• Instructions for the task
Take every line from the data that has the word "JSON" in it.

---------- Source material

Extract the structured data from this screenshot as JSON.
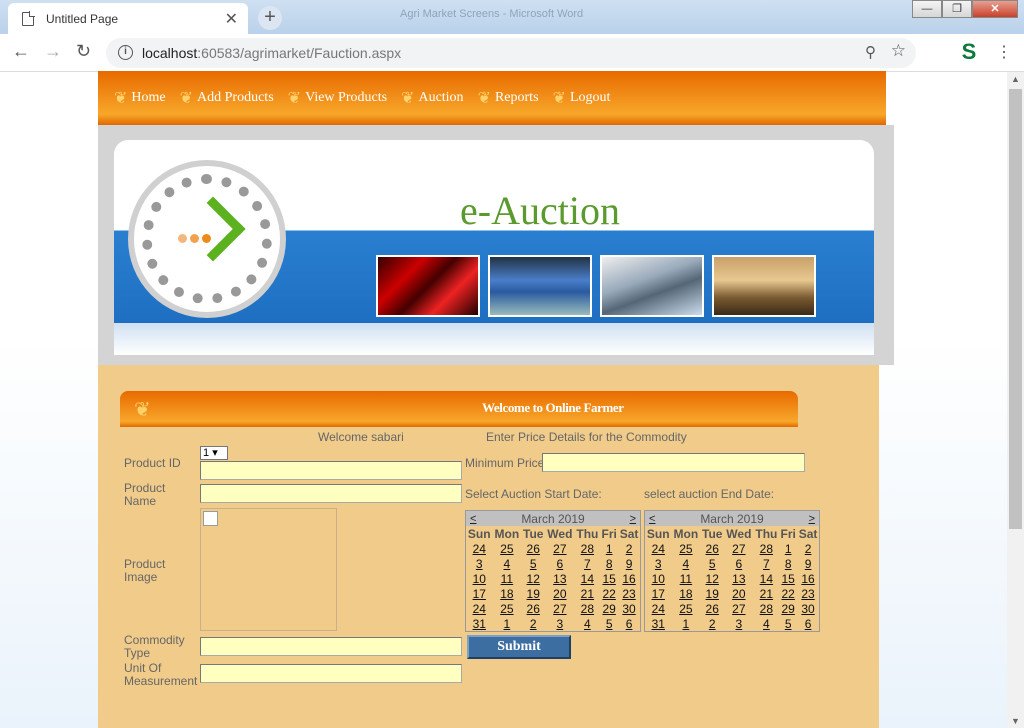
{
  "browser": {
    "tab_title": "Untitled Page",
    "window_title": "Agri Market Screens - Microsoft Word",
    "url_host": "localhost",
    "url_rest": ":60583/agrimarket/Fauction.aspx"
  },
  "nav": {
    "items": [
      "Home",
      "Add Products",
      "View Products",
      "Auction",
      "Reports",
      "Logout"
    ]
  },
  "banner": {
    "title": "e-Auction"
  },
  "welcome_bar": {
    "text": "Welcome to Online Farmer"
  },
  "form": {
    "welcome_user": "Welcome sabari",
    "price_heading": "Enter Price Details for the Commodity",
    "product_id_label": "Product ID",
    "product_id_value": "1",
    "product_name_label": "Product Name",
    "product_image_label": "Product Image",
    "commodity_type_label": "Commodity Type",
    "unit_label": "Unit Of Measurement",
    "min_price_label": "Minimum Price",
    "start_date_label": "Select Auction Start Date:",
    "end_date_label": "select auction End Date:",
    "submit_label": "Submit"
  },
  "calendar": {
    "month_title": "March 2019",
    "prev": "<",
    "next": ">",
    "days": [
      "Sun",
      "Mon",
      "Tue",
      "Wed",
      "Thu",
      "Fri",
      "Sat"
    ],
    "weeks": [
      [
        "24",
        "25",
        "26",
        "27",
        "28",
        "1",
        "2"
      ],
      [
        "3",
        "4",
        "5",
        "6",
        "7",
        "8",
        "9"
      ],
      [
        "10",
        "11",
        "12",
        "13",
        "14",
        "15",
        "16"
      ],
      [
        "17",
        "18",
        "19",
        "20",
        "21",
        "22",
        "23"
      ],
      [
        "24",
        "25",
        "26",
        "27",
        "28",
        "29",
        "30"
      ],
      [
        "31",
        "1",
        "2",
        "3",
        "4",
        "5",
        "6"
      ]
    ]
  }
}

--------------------
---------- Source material

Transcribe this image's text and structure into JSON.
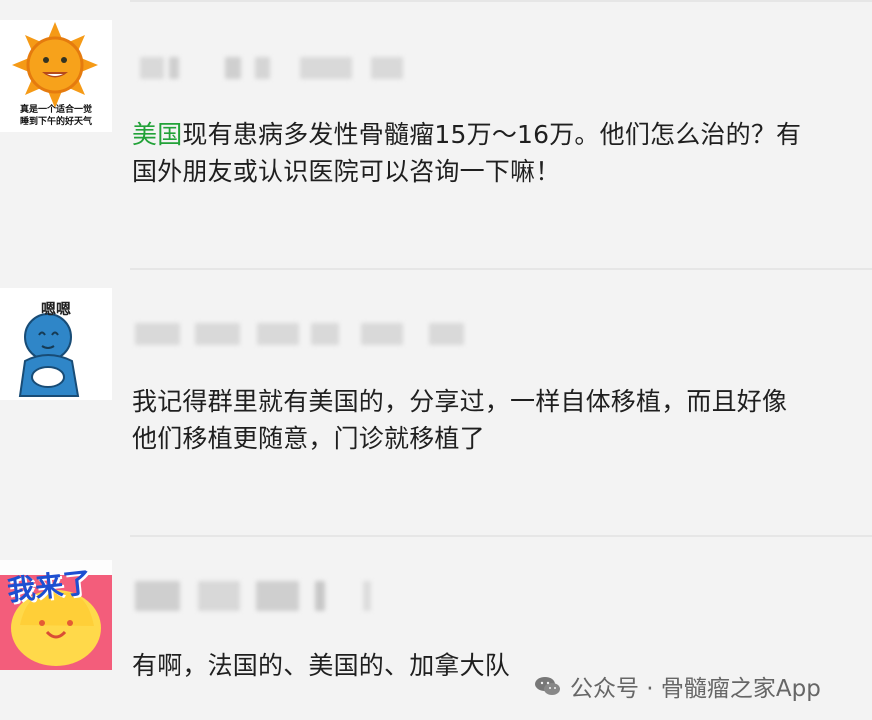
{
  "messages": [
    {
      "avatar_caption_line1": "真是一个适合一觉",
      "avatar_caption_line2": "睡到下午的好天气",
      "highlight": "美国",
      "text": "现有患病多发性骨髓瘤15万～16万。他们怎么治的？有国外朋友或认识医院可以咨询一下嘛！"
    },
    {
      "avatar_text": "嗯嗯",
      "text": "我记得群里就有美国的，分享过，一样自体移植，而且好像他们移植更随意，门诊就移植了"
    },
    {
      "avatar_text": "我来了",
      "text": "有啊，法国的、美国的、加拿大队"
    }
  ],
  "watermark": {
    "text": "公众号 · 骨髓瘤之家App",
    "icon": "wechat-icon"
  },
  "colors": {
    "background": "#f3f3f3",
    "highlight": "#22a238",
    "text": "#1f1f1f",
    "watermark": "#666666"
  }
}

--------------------
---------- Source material

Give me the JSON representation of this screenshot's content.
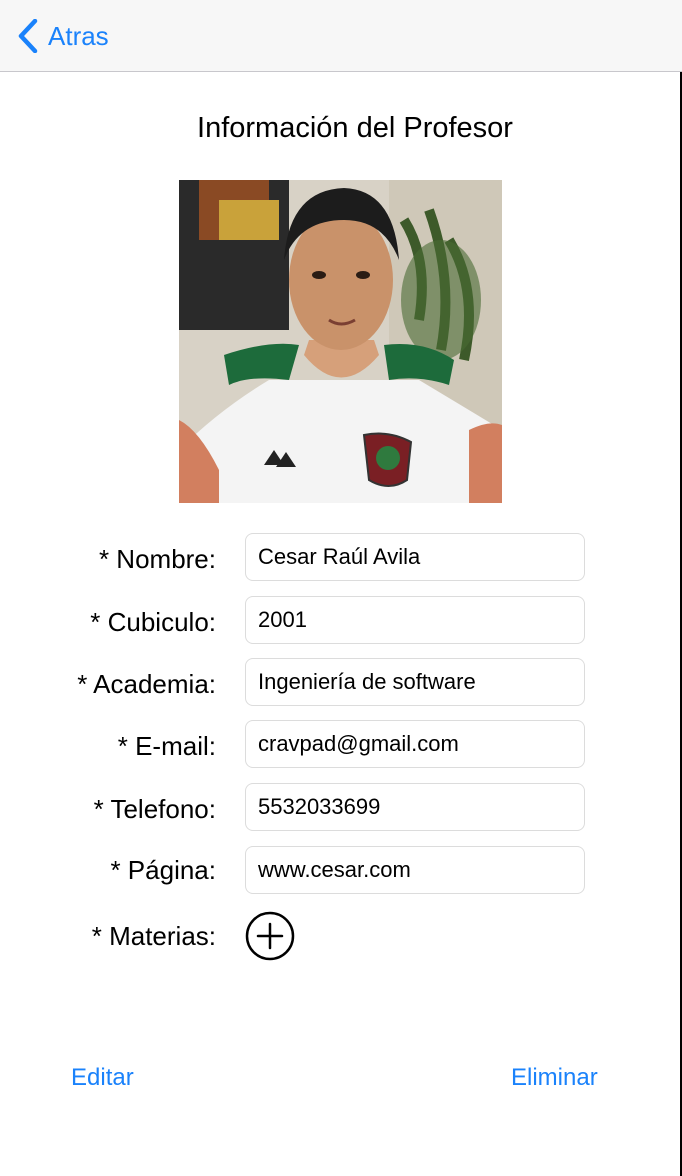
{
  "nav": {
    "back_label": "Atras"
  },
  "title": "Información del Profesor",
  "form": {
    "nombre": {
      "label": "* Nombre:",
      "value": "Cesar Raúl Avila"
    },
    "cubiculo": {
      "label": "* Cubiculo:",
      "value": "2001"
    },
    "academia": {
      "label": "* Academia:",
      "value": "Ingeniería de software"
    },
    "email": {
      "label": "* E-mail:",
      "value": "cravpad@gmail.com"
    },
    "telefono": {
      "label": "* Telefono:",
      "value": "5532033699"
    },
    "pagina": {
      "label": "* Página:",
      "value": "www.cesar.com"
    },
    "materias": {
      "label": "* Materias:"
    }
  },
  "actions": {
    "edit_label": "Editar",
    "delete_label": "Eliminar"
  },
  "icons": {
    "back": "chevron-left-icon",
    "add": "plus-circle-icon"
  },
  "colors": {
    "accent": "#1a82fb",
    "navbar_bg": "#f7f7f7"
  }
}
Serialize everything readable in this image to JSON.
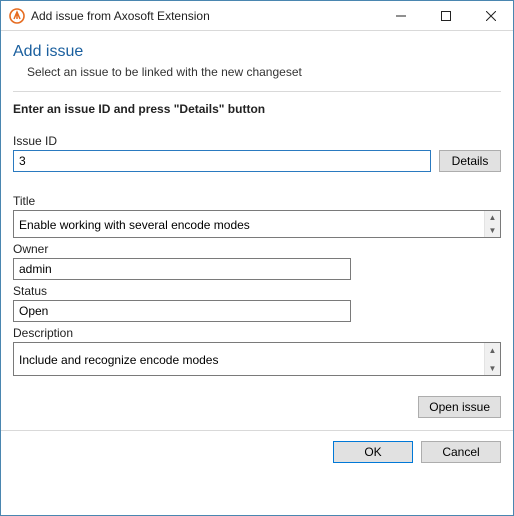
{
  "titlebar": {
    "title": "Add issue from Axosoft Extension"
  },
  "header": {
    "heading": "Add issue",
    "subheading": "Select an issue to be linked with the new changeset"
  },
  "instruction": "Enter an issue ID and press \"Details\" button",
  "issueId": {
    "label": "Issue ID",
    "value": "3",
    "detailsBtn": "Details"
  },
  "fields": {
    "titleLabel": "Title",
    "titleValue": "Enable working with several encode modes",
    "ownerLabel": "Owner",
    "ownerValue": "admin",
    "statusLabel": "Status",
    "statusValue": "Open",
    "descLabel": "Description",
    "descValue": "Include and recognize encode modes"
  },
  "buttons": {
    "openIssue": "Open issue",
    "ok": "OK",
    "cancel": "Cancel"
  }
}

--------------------

• Exercise result
Extract the structured data from this screenshot as JSON.
Transcribe this image's text and structure into JSON.
Give me the JSON representation of this screenshot's content.
Serialize everything readable in this image to JSON.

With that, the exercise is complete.